- [WHAT YOU WILL DO] Work out how many lines in the records include the word "الرحمن", then answer with nothing but that number.
================
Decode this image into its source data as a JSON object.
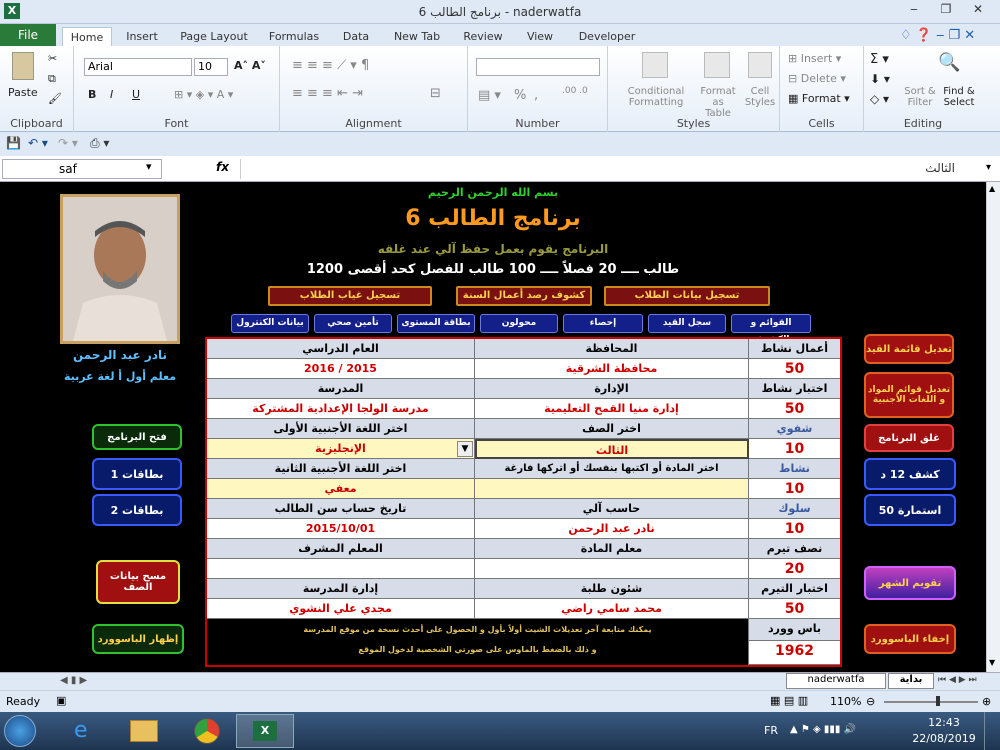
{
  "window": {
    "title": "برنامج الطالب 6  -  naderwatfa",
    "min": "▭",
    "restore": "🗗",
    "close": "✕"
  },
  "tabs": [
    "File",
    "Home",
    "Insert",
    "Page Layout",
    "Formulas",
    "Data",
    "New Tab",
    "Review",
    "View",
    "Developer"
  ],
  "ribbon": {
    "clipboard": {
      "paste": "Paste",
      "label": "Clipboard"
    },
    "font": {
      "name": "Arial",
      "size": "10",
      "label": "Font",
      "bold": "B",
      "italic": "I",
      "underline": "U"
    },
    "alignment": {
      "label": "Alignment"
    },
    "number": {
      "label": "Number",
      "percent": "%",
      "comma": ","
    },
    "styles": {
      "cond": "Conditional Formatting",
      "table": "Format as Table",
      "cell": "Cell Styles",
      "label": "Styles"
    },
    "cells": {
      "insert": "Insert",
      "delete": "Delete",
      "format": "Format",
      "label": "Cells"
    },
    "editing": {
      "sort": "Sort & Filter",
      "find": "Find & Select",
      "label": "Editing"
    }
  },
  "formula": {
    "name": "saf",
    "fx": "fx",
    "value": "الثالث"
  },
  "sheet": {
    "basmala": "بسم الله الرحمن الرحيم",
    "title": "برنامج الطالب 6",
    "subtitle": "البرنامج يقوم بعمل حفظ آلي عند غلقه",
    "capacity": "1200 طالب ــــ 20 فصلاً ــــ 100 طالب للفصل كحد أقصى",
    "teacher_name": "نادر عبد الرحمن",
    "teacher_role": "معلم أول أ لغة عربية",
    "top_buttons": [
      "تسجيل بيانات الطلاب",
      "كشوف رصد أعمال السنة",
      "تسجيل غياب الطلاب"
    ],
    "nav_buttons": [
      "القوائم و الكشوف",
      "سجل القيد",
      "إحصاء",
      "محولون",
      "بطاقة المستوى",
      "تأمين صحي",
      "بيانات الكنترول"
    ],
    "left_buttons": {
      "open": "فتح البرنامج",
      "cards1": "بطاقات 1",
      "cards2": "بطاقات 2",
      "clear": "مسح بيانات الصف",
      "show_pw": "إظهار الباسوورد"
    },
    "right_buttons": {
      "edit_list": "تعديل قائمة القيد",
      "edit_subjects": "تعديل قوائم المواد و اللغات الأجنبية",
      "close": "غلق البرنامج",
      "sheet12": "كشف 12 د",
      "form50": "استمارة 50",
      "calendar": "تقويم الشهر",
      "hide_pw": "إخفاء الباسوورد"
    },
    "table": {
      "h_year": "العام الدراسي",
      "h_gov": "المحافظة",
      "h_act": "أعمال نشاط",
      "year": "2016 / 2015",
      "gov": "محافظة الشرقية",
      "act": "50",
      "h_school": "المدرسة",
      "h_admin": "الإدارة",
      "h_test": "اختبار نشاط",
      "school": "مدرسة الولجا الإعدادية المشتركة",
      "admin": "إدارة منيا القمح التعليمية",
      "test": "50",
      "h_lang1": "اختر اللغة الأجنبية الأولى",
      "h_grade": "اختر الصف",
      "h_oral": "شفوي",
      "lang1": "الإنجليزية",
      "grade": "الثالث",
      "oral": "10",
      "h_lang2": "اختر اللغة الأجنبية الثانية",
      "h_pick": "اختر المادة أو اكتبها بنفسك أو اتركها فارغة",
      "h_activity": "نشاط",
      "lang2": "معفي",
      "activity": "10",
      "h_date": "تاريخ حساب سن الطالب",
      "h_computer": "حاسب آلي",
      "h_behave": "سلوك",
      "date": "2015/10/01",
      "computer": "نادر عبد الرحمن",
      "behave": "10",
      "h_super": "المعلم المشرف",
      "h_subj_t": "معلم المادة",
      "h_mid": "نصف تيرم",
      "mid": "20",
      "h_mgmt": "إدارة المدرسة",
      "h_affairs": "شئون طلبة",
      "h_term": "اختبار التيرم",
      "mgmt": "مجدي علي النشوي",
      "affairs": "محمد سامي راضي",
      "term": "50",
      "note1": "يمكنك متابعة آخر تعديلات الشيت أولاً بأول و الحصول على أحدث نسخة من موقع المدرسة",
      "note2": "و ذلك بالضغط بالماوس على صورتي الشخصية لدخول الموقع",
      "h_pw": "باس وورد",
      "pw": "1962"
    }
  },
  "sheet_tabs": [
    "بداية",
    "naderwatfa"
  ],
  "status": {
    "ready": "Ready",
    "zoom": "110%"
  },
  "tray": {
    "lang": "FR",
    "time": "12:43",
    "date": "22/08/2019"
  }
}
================
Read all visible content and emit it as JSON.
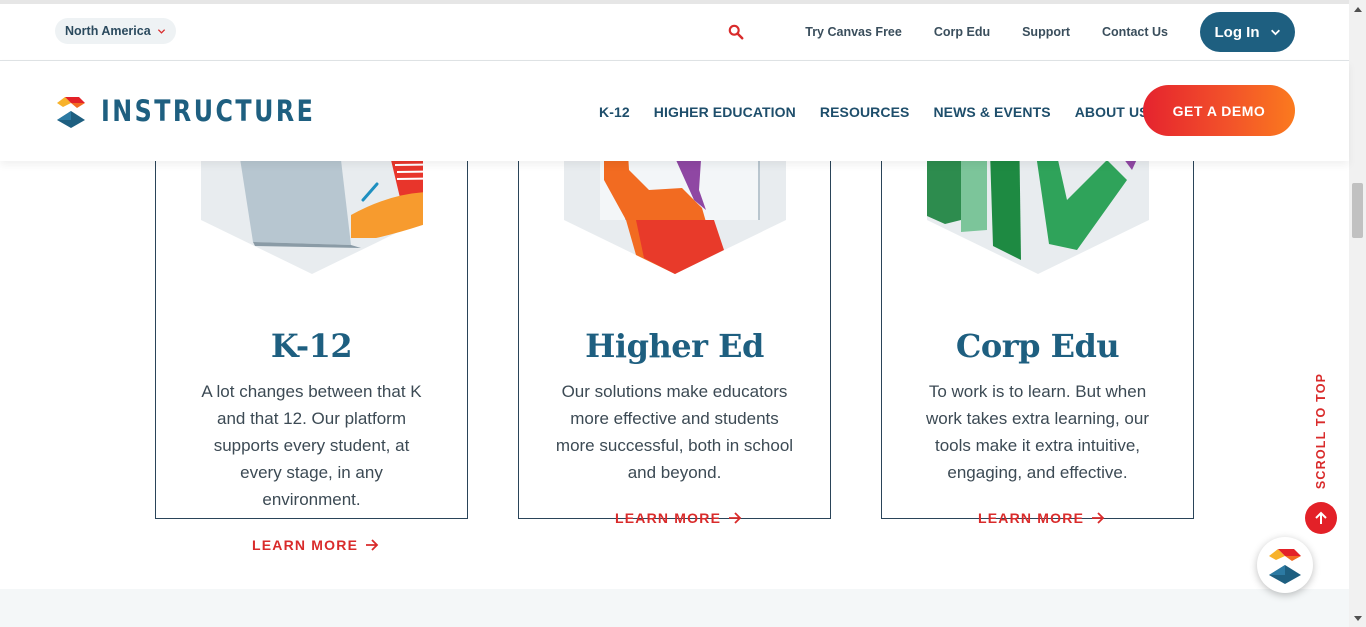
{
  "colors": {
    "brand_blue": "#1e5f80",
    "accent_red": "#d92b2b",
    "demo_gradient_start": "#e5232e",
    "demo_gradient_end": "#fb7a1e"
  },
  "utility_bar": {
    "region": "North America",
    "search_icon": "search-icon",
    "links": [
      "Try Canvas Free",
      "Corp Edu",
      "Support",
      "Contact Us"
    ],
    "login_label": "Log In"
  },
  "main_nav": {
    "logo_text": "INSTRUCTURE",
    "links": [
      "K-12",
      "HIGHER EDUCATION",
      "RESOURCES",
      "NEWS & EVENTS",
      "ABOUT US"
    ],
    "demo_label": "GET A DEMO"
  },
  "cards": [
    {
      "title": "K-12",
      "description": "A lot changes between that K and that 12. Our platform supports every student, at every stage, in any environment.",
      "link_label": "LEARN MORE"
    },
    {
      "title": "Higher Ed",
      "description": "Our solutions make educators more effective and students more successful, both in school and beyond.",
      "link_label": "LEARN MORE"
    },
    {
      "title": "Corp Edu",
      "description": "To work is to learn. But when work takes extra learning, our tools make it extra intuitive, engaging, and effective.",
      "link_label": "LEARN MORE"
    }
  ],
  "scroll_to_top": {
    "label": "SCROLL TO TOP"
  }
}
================
- [EXERCISE RESULT] 3